These lines could be a modern interpretation of the opening of the Tempest. Instead they are by the young British performance poet Kate Tempest, who eloquently navigates us through the architecture of daily life in Britain, in her album Let Them Eat Chaos. In Shakespeare’s play, Prospero’s invoked storm, and the washing up of the voyagers on an unnamed Mediterranean island, provides an encounter of old and new worlds. The voyagers are wrecked but unharmed.
The design for the British Pavilion for the 2018 Biennale responds to the theme of Freespace through the construction of a new public space on the roof of the original building. This elevated position offers visitors a popular meeting place, a unique and generous view out from the Giardini to the Lagoon, and a place of respite. The Pavilion itself is open to the public but empty, with just the peak of its tiled roof visible in the centre of the public space above, suggesting a sunken world beneath. The two spaces will host a programme of events including poetry, performance and film, as well as architectural debate. Neighbouring national pavilions will also be invited to hold their own events at the British Pavilion.
Be not afeard; the isle is full of noises, Sounds and sweet airs, that give delight and hurt not - Caliban in 'The Tempest' by William Shakespeare, Act 3 Scene 2
There will be many ways to interpret the experience of visiting Island, the 2018 British Pavilion. An island can be a place of both refuge and exile. The state of the building, which will be completely covered with scaffolding to support the new platform above, embraces many themes; including abandonment, reconstruction, sanctuary, Brexit, isolation, colonialism and climate change. A simple interpretation would be to see the layout as having an above and below, heaven and hell, future and past. This is not the intention. At times the situation could be the reverse, where the abandoned pavilion becomes a sanctuary during oppressive heat or a storm.
In the empty pavilion, the whole history of the place can be told. The galleries are resonant with the marks, stories and ideas of the exhibitors and audiences who have passed through the building at previous Biennales. The building itself, opened in 1897 as a tea house within the Giardini, and adapted for use as the British Pavilion at the 1909 Biennale, represents a moment in time when the world was divided along colonial lines. It has stood through two world wars, fascism, the formation of the European Community, the fall of communism and now major concerns of climate change and rising sea levels, Venice being a city more vulnerable than most. These are challenges for all of us, the way we build, design cities, consume and live our lives.

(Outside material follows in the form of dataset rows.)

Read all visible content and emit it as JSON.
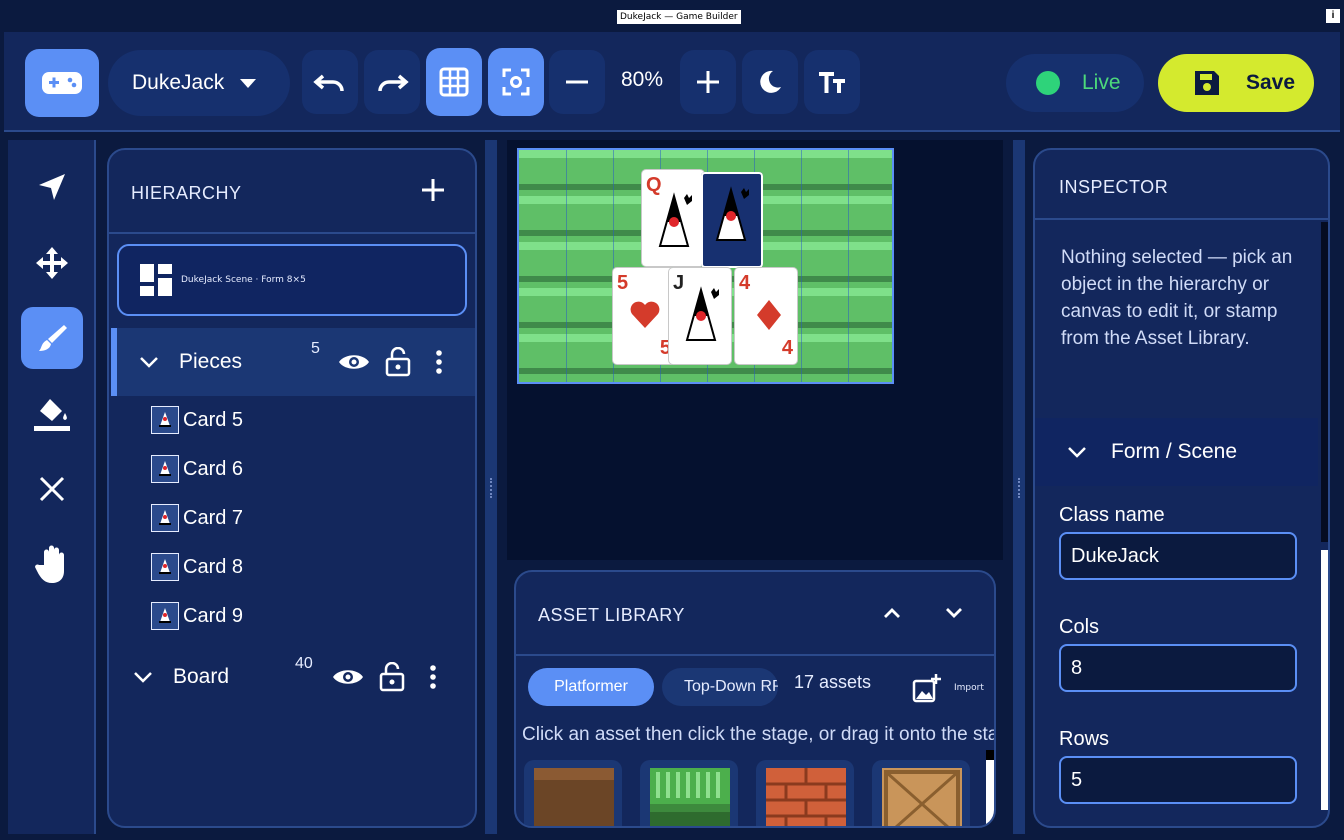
{
  "window": {
    "title": "DukeJack — Game Builder",
    "info_glyph": "i"
  },
  "toolbar": {
    "app_icon": "gamepad-icon",
    "project_name": "DukeJack",
    "zoom": "80%",
    "live_label": "Live",
    "save_label": "Save",
    "icons": [
      "undo-icon",
      "redo-icon",
      "grid-icon",
      "focus-icon",
      "zoom-out-icon",
      "zoom-in-icon",
      "dark-mode-icon",
      "text-size-icon"
    ]
  },
  "rail": {
    "tools": [
      "select-arrow-icon",
      "move-icon",
      "brush-icon",
      "fill-bucket-icon",
      "erase-icon",
      "hand-icon"
    ],
    "active": "brush-icon"
  },
  "hierarchy": {
    "title": "HIERARCHY",
    "scene_label": "DukeJack Scene · Form 8×5",
    "groups": [
      {
        "name": "Pieces",
        "count": "5",
        "expanded": true,
        "children": [
          "Card 5",
          "Card 6",
          "Card 7",
          "Card 8",
          "Card 9"
        ]
      },
      {
        "name": "Board",
        "count": "40",
        "expanded": true,
        "children": []
      }
    ]
  },
  "canvas": {
    "cards": [
      {
        "rank": "Q",
        "corner": ""
      },
      {
        "rank": "",
        "corner": ""
      },
      {
        "rank": "5",
        "corner": "5"
      },
      {
        "rank": "J",
        "corner": ""
      },
      {
        "rank": "4",
        "corner": "4"
      }
    ]
  },
  "asset_library": {
    "title": "ASSET LIBRARY",
    "tabs": [
      "Platformer",
      "Top-Down RPG"
    ],
    "active_tab": "Platformer",
    "count": "17 assets",
    "import_label": "Import",
    "hint": "Click an asset then click the stage, or drag it onto the stage",
    "tiles": [
      "dirt-tile",
      "grass-tile",
      "brick-tile",
      "crate-tile"
    ]
  },
  "inspector": {
    "title": "INSPECTOR",
    "message": "Nothing selected — pick an object in the hierarchy or canvas to edit it, or stamp from the Asset Library.",
    "section": "Form / Scene",
    "fields": [
      {
        "label": "Class name",
        "value": "DukeJack"
      },
      {
        "label": "Cols",
        "value": "8"
      },
      {
        "label": "Rows",
        "value": "5"
      }
    ]
  },
  "colors": {
    "accent": "#5b8ff5",
    "save": "#d4ea2e",
    "live": "#2ed37a",
    "panel": "#13275c",
    "bg": "#0b1a3f"
  }
}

O, wonder! How many goodly creatures are there here! How beauteous mankind is! O brave new world,That has such people in’t - Miranda in 'The Tempest' by William Shakespeare, Act 5 Scene 1